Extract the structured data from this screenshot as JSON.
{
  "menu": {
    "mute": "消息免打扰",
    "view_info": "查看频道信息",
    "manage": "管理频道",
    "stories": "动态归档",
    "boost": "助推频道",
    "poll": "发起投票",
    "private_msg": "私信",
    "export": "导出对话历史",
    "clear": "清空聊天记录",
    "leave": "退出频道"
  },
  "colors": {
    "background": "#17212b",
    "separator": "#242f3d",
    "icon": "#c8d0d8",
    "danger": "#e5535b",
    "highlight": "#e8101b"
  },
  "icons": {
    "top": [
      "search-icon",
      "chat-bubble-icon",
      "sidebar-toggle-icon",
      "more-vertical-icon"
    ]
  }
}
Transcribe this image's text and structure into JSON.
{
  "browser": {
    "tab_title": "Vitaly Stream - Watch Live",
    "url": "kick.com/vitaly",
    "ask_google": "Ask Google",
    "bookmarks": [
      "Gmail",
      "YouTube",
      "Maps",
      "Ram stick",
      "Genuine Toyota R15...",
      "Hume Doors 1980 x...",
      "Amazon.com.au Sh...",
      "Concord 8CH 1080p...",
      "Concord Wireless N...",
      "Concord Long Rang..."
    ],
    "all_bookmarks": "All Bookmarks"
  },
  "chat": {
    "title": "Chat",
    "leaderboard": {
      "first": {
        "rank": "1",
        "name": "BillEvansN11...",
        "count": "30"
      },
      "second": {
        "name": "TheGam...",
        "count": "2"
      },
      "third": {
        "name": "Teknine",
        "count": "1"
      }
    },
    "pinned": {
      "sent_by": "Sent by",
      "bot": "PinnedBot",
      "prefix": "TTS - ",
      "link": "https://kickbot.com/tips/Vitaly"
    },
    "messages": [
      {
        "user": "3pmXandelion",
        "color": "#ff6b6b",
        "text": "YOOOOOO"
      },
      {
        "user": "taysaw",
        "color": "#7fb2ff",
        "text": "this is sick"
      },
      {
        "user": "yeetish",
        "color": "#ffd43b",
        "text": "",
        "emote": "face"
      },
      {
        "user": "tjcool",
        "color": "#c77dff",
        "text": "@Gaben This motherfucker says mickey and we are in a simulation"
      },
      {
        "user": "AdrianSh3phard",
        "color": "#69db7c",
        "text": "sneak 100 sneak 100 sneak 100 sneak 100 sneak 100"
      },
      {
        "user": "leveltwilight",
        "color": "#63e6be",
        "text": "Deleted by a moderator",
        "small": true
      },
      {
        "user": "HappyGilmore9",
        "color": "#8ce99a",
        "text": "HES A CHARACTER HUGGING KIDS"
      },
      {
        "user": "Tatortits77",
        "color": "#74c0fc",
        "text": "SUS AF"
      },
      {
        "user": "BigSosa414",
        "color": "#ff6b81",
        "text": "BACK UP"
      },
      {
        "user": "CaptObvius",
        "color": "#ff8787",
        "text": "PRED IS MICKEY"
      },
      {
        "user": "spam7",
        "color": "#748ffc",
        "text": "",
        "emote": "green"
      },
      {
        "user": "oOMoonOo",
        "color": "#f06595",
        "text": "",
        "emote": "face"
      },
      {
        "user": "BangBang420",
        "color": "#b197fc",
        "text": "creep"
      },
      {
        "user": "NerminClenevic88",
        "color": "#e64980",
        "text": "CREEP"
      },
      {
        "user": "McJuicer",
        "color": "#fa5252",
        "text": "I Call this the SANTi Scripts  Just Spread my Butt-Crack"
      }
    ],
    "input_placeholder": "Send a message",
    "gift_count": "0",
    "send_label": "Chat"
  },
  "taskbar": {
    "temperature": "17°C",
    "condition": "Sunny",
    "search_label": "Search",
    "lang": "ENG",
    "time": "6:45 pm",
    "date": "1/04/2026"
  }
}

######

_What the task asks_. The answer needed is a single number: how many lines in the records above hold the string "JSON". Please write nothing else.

_Exercise solution_. 2